The mind-body dilemma is a common topic through Philosophy and Religious Studies. Dualism, the belief that the mind/spirit/soul is a separate substance from the physical body, is a concept that will regularly come up for first year university students, particularly studying Descartes, with it being famously criticized as a “ghost in the machine” by Gilbert Ryle (The Concept of Mind). This idea, of a ghost operating a machine, is something that gets explored, quite literally, in The Coffin by Phil Hester, Mike Huddleston, and Gary Peterson.
Blending elements of horror and science fiction, The Coffin follows a stereotypical cold, driven scientist, Dr. Ashar Ahmad, as he tries to overcome death through science. His hubris, disregard for what makes life worth living, and his work are cut short by his employer, looking to take over his research and extend his own life, forcing him to enter his prototype human Coffin, a machine meant to capture the soul and provide life after death. Wacky hijinks ensue.
While the action and horror elements of the story are definitely at the forefront, it still raises questions of what happens after death—suggesting a persistence through a shared experience of souls continuing on afterwards and the existence of a kind of Hell—as well as how lack of a physical body could have a change on how the soul perceives existence. It’s somewhat subtle, but without the chemical pressures of emotions, Ahmad changes his outlook on life when trapped in the machine. It’s an interesting inversion that he someone becomes more humane after losing his humanity.
The early period Mike Huddleston artwork here is a treat. Especially since the series was produced in black and white. There are a lot of inky shadows and solid blacks through overlapping panels and interesting layouts that pull the eye in to the details of the technology and the stranger fantastical elements. It works very well for the horror aspects, making the cold, inhuman nature of the Coffin machines creepier especially as Ahmad begins experimenting with the flexibility of its shape. In some ways, the art, tone, and pacing reminds me of that classic issue of Saga of the Swamp Thing, “The Anatomy Lesson”, with an evil businessman messing about with a scientist and science that he doesn’t understand.

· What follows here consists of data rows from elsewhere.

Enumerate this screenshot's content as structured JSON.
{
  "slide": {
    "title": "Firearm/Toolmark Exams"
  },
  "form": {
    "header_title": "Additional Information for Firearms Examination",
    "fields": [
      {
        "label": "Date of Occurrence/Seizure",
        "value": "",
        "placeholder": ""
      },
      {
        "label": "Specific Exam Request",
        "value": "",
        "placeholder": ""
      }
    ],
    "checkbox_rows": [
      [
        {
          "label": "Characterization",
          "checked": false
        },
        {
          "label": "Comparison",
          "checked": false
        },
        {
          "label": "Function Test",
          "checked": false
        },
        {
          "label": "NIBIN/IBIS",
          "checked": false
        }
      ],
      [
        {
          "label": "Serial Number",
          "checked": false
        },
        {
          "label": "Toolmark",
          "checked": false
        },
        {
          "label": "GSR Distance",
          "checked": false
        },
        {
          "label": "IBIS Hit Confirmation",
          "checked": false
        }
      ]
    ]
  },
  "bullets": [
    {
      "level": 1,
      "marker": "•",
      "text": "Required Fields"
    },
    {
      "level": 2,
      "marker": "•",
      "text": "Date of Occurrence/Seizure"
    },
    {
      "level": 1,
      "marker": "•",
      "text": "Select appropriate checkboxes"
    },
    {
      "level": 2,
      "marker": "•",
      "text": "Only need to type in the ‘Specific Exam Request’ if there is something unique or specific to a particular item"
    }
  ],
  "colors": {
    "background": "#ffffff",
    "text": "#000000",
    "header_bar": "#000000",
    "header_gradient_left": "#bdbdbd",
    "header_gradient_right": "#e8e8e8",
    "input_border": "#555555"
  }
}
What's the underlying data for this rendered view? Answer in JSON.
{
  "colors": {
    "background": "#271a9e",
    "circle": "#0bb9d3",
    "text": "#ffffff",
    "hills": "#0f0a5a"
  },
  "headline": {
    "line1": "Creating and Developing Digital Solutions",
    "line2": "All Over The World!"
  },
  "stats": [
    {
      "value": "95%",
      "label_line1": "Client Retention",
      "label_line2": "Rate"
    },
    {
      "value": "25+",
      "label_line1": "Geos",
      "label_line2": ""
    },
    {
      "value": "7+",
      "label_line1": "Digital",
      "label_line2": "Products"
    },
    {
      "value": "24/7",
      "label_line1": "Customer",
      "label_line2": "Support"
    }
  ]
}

There’s also a level of experimentation to Gary Peterson’s letters, opting for some unique word balloons to represent the mechanical voice of the Coffin suits. Peterson’s narration boxes and regular word balloons are also quite interesting, with a size and spacing a bit smaller than other books. It lends a kind of claustrophobia to the story, like being confined within one of those Coffin suits.
The Coffin by Hester, Huddleston, and Peterson is first and foremost a sci-fi/horror tale of the tragedy of a man brought down by his potential overreach into life after death, with an evil organization employing him and a quest for revenge for his family, but it still takes the time to raise important philosophical questions about the nature of man. It’s an interesting spin on the idea of a man becoming a machine.
Writer: Phil Hester
Artist: Mike Huddleston
Letterer: Gary Peterson
Publisher: Oni Press (original) | IDW (10th Anniversary Edition)
The legendary cult classic returns to print in this deluxe hardcover Tenth Anniversary Edition! Dr. Ashar Ahmad is a brilliant but heartless scientist intent on proving the physical existence of the soul, going as far as to create an impenetrable cybernetic skin that will trap the human soul after the body within has died — a walking coffin. Only when a dying Ahmad is encased in one of his prototypes does he realize the value if the life he has wasted. A desperate race to reclaim his technology from an evil corporate overlord and save the life of the daughter he once disavowed force him to become the man he never was in life.
Release Date: September 16, 2001 (original) | November 16, 2010 (10th Anniversary Edition)
Read last week’s addition to the Classic Comic Compendium!